The Data Backbone will manage the files, replacing the direct GPFS interface (GPFS will still be used underneath). It will perform inter-site replication and transparent (except for latency) retrieval of files from the tape archive. The Butler must be able to retrieve files from the Data Backbone. This can be a staged process (requesting files through a translation dbbToButler utility) and then using a Butler configured to talk to the local filesystem, but it will be more convenient and desirable to have the Butler talk directly to the Data Backbone.
The initial version of this is for Science Pipelines QA on processed HSC data and does not access SDSS or WISE data in the PDAC.
- Minimal authentication/authorization (Unix user ids on JupyterHub server)
- Local JupyterHub server
- Files in GPFS
- "Monolithic" non-Qserv RDBMS (expected to be MySQL, could even be Oracle or Postgres) instance on new lsst-db containing HSC catalog data products and per-user databases
- Filesystem Butler interface
- Used with local filesystem and GPFS
- SQLAlchemy (as our current RDBMS-agnostic interface) or Python DB-API interfaces to databases
- Connects to RDBMS
- Connects to SQuaSH QC database
- Science Pipelines stack installed and available in the noteboook
- Firefly visualization widgets available in the notebook
- Batch computing on the Verification Cluster via separate shell or shell escape from the notebook
The Data Backbone and its Butler interface are described above.
DAX services will be implemented to allow added operations on top of file retrieval and database query, including TAP, SIA, and other VO interfaces.
An OpenStack cluster with (for example) Kubernetes is provided for interactive computing.
The JupyterHub server is expanded with features such as:
- Subdomain-per-user and wildcard DNS/HTTPS for security (I think this is best practice)
- KubeSpawner (for example) to provide elasticity for notebooks and compute
The batch cluster could be moved to OpenStack as well.
Straightforward transport of computations from the notebook world to the batch world, controlled by the notebook, remains to be defined.

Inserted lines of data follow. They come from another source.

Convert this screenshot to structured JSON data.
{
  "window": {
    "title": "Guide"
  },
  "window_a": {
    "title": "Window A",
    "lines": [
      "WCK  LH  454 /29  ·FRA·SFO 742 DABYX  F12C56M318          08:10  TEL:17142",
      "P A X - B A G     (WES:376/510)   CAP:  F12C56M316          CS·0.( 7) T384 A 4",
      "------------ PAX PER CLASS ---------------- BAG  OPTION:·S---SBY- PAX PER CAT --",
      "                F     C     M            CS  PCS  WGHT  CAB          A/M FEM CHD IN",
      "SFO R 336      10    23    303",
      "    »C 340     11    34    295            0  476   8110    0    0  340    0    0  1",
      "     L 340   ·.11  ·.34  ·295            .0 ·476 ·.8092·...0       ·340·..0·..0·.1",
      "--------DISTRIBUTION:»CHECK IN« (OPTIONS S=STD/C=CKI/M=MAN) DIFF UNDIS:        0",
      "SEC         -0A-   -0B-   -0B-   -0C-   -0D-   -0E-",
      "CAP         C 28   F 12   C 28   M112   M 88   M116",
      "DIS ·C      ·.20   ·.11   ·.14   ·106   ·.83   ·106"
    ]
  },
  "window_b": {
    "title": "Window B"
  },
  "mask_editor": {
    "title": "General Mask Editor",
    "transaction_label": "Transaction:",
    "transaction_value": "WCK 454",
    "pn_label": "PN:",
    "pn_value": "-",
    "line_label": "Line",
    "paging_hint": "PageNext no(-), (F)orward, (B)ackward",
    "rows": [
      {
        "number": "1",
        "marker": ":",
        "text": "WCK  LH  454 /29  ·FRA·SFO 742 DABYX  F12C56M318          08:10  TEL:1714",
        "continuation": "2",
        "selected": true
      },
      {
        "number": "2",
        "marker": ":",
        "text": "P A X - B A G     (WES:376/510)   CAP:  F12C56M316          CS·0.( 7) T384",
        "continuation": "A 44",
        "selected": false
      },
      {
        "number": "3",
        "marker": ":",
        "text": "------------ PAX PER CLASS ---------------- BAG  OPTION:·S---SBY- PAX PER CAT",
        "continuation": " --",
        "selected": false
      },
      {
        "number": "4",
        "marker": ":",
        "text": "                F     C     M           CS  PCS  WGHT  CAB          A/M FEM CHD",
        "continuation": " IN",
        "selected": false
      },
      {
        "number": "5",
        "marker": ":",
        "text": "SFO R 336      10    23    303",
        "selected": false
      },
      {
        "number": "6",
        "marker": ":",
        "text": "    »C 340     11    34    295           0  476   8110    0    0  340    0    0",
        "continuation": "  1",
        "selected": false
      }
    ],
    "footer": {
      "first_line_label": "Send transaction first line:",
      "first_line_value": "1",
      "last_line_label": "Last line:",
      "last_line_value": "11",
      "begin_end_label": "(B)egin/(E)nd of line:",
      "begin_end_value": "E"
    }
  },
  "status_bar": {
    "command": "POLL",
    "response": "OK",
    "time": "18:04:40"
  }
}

When Qserv-based data products, per-user Qserv databases, and other RDBMS-based databases are available, connectivity to them through Python DB-API, SQLAlchemy, and the Butler will be provided.